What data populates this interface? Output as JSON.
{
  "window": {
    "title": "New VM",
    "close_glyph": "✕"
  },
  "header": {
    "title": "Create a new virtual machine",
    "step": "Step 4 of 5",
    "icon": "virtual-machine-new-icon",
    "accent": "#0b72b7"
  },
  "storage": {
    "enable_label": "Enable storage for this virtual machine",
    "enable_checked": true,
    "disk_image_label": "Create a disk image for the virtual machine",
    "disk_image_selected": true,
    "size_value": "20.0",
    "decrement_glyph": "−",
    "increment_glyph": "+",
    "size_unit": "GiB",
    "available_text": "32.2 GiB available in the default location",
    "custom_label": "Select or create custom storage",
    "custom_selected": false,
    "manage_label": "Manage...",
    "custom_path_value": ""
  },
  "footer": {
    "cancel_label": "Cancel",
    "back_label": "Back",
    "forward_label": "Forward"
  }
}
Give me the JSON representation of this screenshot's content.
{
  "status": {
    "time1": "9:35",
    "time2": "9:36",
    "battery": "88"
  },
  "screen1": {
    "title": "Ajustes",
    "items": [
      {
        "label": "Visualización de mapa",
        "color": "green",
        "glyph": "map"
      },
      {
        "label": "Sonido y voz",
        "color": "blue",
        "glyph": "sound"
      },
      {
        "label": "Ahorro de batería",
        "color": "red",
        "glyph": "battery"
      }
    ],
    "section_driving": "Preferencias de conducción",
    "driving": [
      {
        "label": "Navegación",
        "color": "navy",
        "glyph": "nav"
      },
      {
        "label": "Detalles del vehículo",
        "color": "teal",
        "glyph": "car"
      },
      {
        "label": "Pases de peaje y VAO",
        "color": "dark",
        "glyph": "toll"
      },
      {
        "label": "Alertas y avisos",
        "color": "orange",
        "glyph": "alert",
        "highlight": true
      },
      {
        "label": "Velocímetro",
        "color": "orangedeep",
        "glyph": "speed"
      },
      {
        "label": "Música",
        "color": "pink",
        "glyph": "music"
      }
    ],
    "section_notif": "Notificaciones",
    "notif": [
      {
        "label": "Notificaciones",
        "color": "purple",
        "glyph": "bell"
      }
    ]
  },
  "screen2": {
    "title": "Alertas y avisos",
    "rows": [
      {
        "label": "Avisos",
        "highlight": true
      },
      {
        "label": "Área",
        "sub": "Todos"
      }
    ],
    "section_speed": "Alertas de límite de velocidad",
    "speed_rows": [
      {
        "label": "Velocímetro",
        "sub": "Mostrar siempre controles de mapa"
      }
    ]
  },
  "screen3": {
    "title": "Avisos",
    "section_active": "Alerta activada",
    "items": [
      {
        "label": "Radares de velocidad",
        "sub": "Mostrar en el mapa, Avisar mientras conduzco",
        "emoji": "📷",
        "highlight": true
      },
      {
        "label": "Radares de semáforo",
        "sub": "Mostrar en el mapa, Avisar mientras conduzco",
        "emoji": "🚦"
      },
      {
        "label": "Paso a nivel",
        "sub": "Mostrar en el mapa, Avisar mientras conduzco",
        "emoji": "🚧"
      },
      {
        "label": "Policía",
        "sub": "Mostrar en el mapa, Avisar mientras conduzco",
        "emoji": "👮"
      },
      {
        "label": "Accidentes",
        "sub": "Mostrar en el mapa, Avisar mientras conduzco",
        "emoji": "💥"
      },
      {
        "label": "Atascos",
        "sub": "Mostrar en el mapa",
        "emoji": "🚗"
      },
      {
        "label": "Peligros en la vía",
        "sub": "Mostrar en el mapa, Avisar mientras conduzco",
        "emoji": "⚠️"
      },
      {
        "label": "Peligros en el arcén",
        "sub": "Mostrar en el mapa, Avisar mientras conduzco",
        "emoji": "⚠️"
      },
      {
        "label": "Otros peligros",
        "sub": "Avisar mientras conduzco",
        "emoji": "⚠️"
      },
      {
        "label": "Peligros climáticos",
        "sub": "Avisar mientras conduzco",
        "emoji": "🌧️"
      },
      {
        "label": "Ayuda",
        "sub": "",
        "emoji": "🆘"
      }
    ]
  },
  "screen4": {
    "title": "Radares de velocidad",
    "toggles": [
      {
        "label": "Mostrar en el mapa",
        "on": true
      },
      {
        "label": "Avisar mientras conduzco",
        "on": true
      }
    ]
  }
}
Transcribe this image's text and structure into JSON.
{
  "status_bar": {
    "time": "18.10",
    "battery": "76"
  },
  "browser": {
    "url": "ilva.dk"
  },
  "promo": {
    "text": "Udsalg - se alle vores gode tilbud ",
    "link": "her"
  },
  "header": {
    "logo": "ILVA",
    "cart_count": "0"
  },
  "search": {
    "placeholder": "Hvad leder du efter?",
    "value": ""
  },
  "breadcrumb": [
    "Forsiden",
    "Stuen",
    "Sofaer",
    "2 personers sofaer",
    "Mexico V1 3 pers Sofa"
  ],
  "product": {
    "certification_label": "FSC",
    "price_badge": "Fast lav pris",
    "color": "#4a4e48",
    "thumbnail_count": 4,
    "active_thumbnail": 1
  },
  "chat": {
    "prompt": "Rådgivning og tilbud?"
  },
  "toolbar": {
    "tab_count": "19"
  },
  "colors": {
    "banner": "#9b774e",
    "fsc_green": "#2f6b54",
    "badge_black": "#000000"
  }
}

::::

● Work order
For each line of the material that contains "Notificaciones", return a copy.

● Reply
    "section_notif": "Notificaciones",
        "label": "Notificaciones",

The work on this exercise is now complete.